Report shows water quality trends in U.S.
A report titled Environmental Indicators of Water Quality in the United States is available from the National Small Flows Clearinghouse (NSFC).
MORGANTOWN, WV, August 13, 2001 -- A report titled Environmental Indicators of Water Quality in the United States is available from the National Small Flows Clearinghouse (NSFC).
This U.S. Environmental Protection Agency Office of Water report shows trends in water quality over time. It describes our nation's water resources, human activities, and natural events, as well as their impact on water quality.
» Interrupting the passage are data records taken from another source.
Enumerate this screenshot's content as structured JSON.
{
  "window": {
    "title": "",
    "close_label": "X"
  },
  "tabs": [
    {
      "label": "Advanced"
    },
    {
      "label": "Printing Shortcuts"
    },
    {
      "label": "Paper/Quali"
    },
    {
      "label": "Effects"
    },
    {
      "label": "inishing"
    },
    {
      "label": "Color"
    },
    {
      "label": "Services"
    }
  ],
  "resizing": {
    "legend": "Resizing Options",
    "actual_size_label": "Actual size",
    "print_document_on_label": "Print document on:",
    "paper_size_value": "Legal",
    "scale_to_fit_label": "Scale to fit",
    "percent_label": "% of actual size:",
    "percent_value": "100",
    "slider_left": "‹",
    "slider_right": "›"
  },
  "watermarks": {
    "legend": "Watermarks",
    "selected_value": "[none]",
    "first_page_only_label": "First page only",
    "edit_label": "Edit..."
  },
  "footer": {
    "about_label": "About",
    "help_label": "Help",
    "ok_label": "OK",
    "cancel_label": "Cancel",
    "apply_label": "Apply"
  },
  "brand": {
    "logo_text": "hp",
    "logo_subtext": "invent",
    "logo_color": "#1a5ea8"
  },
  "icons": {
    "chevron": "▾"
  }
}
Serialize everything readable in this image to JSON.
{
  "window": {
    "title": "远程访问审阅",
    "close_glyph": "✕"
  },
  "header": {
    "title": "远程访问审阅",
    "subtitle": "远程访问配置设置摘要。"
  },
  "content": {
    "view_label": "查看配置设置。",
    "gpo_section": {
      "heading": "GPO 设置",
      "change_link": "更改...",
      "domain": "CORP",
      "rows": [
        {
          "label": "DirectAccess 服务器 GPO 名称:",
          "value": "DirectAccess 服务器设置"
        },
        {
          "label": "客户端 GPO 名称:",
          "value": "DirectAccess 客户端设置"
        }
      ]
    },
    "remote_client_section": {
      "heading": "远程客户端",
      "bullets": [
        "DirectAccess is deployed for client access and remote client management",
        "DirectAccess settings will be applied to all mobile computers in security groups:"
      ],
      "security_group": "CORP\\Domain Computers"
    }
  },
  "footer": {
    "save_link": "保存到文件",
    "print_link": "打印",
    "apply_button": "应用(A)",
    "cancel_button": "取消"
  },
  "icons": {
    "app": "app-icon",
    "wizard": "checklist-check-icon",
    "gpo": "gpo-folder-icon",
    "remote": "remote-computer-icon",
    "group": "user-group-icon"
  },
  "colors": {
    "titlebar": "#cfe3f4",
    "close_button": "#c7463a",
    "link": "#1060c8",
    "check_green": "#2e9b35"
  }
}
The 18 indicators used to measure progress toward water goals and objectives are also explained.
These indicators are illustrated with graphs, charts, or maps and are categorized under one of five objectives: 1) conserve and enhance public health, 2) conserve and enhance aquatic ecosystems, 3) support uses designated by the states and tribes in their water quality standards, 4) conserve and improve ambient conditions, and 5) reduce or prevent pollutant loading and other stressors.
This 28-page report may be useful to local, state, and public health officials; engineers; operators; state regulatory agencies; researchers; and the general public. The report is free, but shipping charges still apply. To order, call the NSFC at (800) 624-8301 or (304) 293-4191, and request Item #GNBLGN13. You also may e-mail
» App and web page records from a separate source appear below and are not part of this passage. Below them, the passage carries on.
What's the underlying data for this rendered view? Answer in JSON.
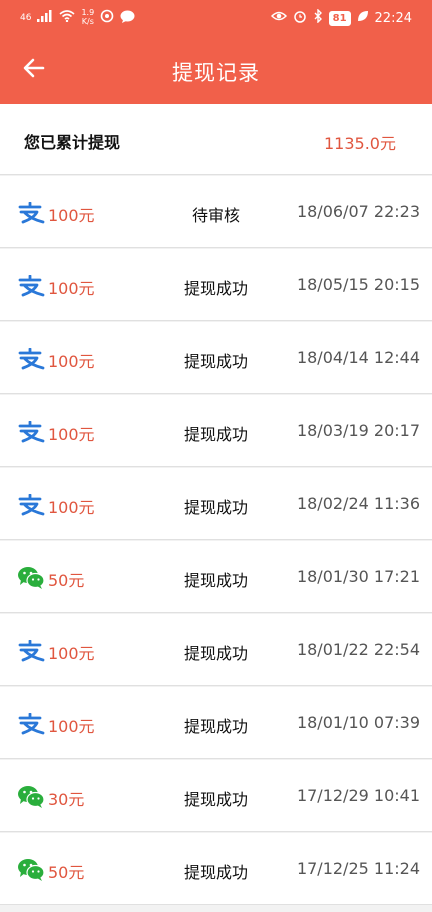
{
  "status_bar": {
    "signal": "46",
    "net_speed_value": "1.9",
    "net_speed_unit": "K/s",
    "battery": "81",
    "time": "22:24"
  },
  "header": {
    "title": "提现记录",
    "back_icon": "arrow-left-icon"
  },
  "summary": {
    "label": "您已累计提现",
    "value": "1135.0元"
  },
  "colors": {
    "brand": "#f1604a",
    "amount": "#e0563f",
    "alipay": "#2a78d8",
    "wechat": "#2aae3c"
  },
  "records": [
    {
      "method": "alipay",
      "amount": "100元",
      "status": "待审核",
      "time": "18/06/07 22:23"
    },
    {
      "method": "alipay",
      "amount": "100元",
      "status": "提现成功",
      "time": "18/05/15 20:15"
    },
    {
      "method": "alipay",
      "amount": "100元",
      "status": "提现成功",
      "time": "18/04/14 12:44"
    },
    {
      "method": "alipay",
      "amount": "100元",
      "status": "提现成功",
      "time": "18/03/19 20:17"
    },
    {
      "method": "alipay",
      "amount": "100元",
      "status": "提现成功",
      "time": "18/02/24 11:36"
    },
    {
      "method": "wechat",
      "amount": "50元",
      "status": "提现成功",
      "time": "18/01/30 17:21"
    },
    {
      "method": "alipay",
      "amount": "100元",
      "status": "提现成功",
      "time": "18/01/22 22:54"
    },
    {
      "method": "alipay",
      "amount": "100元",
      "status": "提现成功",
      "time": "18/01/10 07:39"
    },
    {
      "method": "wechat",
      "amount": "30元",
      "status": "提现成功",
      "time": "17/12/29 10:41"
    },
    {
      "method": "wechat",
      "amount": "50元",
      "status": "提现成功",
      "time": "17/12/25 11:24"
    }
  ]
}
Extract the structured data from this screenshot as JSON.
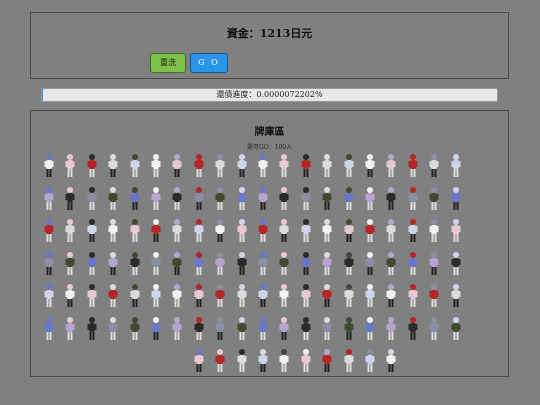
{
  "funds": {
    "label": "資金：",
    "value": "1213",
    "unit": "日元"
  },
  "buttons": {
    "reset": "重洗",
    "go": "G O"
  },
  "progress": {
    "label": "還債進度：",
    "value": "0.0000072202%",
    "fraction": 7.2202e-08
  },
  "card_area": {
    "title": "牌庫區",
    "count_label": "還可GO：",
    "count_value": "100人"
  },
  "cards": {
    "rows": [
      20,
      20,
      20,
      20,
      20,
      20,
      10
    ],
    "palette": [
      "#f1f1f1",
      "#2a2a2a",
      "#cfd5ea",
      "#b7a5cf",
      "#dcdcdc",
      "#6a76c8",
      "#b32626",
      "#3f4a30",
      "#e8c9d3",
      "#8a8fa3"
    ]
  }
}
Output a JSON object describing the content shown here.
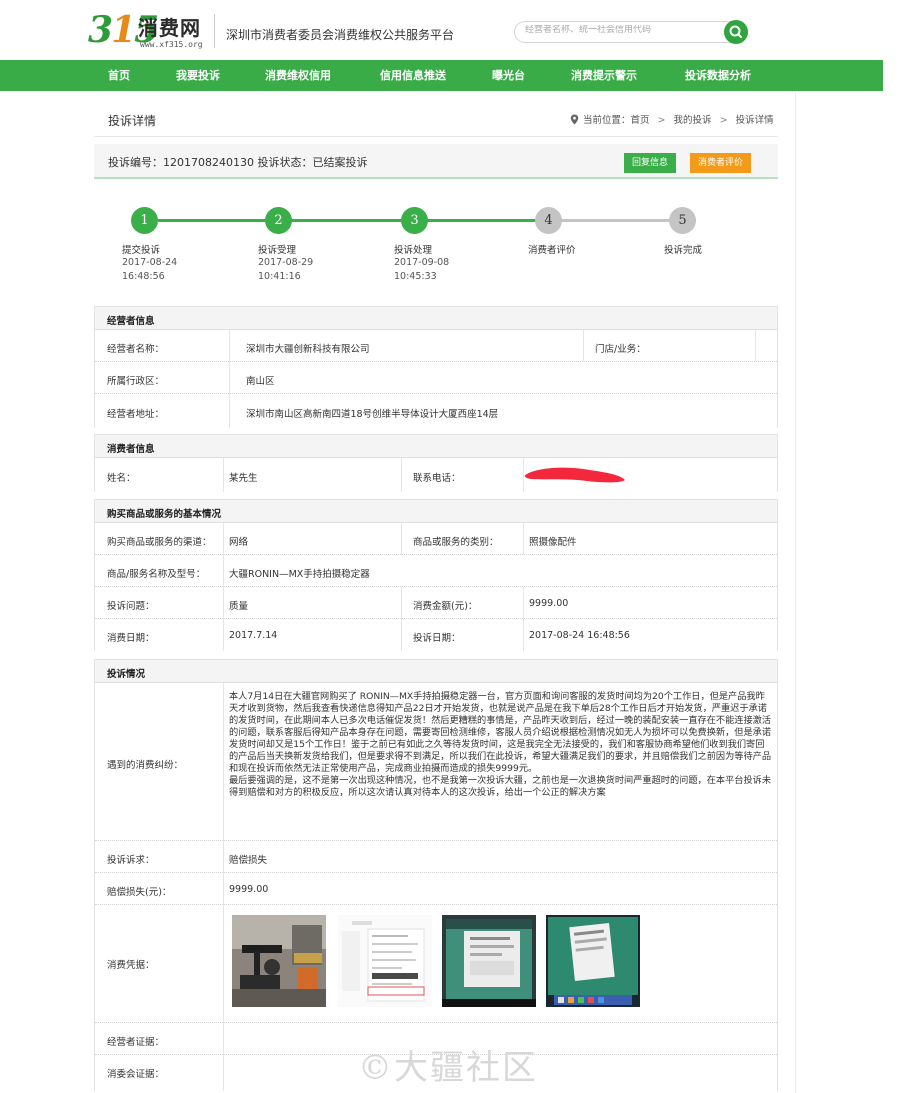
{
  "header": {
    "logo_text": "消费网",
    "logo_digits": [
      "3",
      "1",
      "5"
    ],
    "logo_url": "www.xf315.org",
    "subtitle": "深圳市消费者委员会消费维权公共服务平台",
    "search_placeholder": "经营者名称、统一社会信用代码"
  },
  "nav": {
    "items": [
      "首页",
      "我要投诉",
      "消费维权信用",
      "信用信息推送",
      "曝光台",
      "消费提示警示",
      "投诉数据分析"
    ]
  },
  "page": {
    "title": "投诉详情",
    "breadcrumb": [
      "当前位置：首页",
      ">",
      "我的投诉",
      ">",
      "投诉详情"
    ]
  },
  "status": {
    "text": "投诉编号：1201708240130 投诉状态：已结案投诉",
    "reply_label": "回复信息",
    "rate_label": "消费者评价"
  },
  "progress": {
    "steps": [
      {
        "num": "1",
        "label": "提交投诉",
        "date": "2017-08-24",
        "time": "16:48:56",
        "done": true
      },
      {
        "num": "2",
        "label": "投诉受理",
        "date": "2017-08-29",
        "time": "10:41:16",
        "done": true
      },
      {
        "num": "3",
        "label": "投诉处理",
        "date": "2017-09-08",
        "time": "10:45:33",
        "done": true
      },
      {
        "num": "4",
        "label": "消费者评价",
        "date": "",
        "time": "",
        "done": false
      },
      {
        "num": "5",
        "label": "投诉完成",
        "date": "",
        "time": "",
        "done": false
      }
    ],
    "colors": {
      "done": "#3aae48",
      "pending": "#bdbdbd"
    }
  },
  "business": {
    "heading": "经营者信息",
    "name_label": "经营者名称：",
    "name_value": "深圳市大疆创新科技有限公司",
    "store_label": "门店/业务：",
    "store_value": "",
    "district_label": "所属行政区：",
    "district_value": "南山区",
    "address_label": "经营者地址：",
    "address_value": "深圳市南山区高新南四道18号创维半导体设计大厦西座14层"
  },
  "consumer": {
    "heading": "消费者信息",
    "name_label": "姓名：",
    "name_value": "某先生",
    "phone_label": "联系电话："
  },
  "purchase": {
    "heading": "购买商品或服务的基本情况",
    "channel_label": "购买商品或服务的渠道：",
    "channel_value": "网络",
    "category_label": "商品或服务的类别：",
    "category_value": "照摄像配件",
    "model_label": "商品/服务名称及型号：",
    "model_value": "大疆RONIN—MX手持拍摄稳定器",
    "issue_label": "投诉问题：",
    "issue_value": "质量",
    "amount_label": "消费金额(元)：",
    "amount_value": "9999.00",
    "purchase_date_label": "消费日期：",
    "purchase_date_value": "2017.7.14",
    "complaint_date_label": "投诉日期：",
    "complaint_date_value": "2017-08-24 16:48:56"
  },
  "complaint": {
    "heading": "投诉情况",
    "dispute_label": "遇到的消费纠纷：",
    "dispute_text": "本人7月14日在大疆官网购买了 RONIN—MX手持拍摄稳定器一台，官方页面和询问客服的发货时间均为20个工作日，但是产品我昨天才收到货物，然后我查看快递信息得知产品22日才开始发货，也就是说产品是在我下单后28个工作日后才开始发货，严重迟于承诺的发货时间，在此期间本人已多次电话催促发货！然后更糟糕的事情是，产品昨天收到后，经过一晚的装配安装一直存在不能连接激活的问题，联系客服后得知产品本身存在问题，需要寄回检测维修，客服人员介绍说根据检测情况如无人为损坏可以免费换新，但是承诺发货时间却又是15个工作日！鉴于之前已有如此之久等待发货时间，这是我完全无法接受的，我们和客服协商希望他们收到我们寄回的产品后当天换新发货给我们，但是要求得不到满足，所以我们在此投诉，希望大疆满足我们的要求，并且赔偿我们之前因为等待产品和现在投诉而依然无法正常使用产品，完成商业拍摄而造成的损失9999元。",
    "dispute_text2": "最后要强调的是，这不是第一次出现这种情况，也不是我第一次投诉大疆，之前也是一次退换货时间严重超时的问题，在本平台投诉未得到赔偿和对方的积极反应，所以这次请认真对待本人的这次投诉，给出一个公正的解决方案",
    "demand_label": "投诉诉求：",
    "demand_value": "赔偿损失",
    "compensation_label": "赔偿损失(元)：",
    "compensation_value": "9999.00",
    "evidence_label": "消费凭据：",
    "business_evidence_label": "经营者证据：",
    "council_evidence_label": "消委会证据："
  },
  "watermark": "©大疆社区"
}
Funded by the U.S. Environmental Protection Agency, the NSFC helps small communities find affordable sewage treatment options to protect public health and the environment. Located at West Virginia University, the NSFC is a nonprofit organization established in 1979 under an amendment to the 1977 Clean Water Act. Since that time, the NSFC has become a respected national source of information about "small flows" technologies-those systems that have fewer than one million gallons of wastewater flowing through them per day. These range from individual septic systems to small sewage treatment plants.
Anyone who works with small communities to help solve wastewater treatment problems can benefit from the NSFC's services, which include more than 450 free and low-cost educational products, a toll-free technical assistance hotline, five computer databases, two free publications, and an online discussion group. For more information, visit NSFC's Web site at http://www.nsfc.wvu.edu.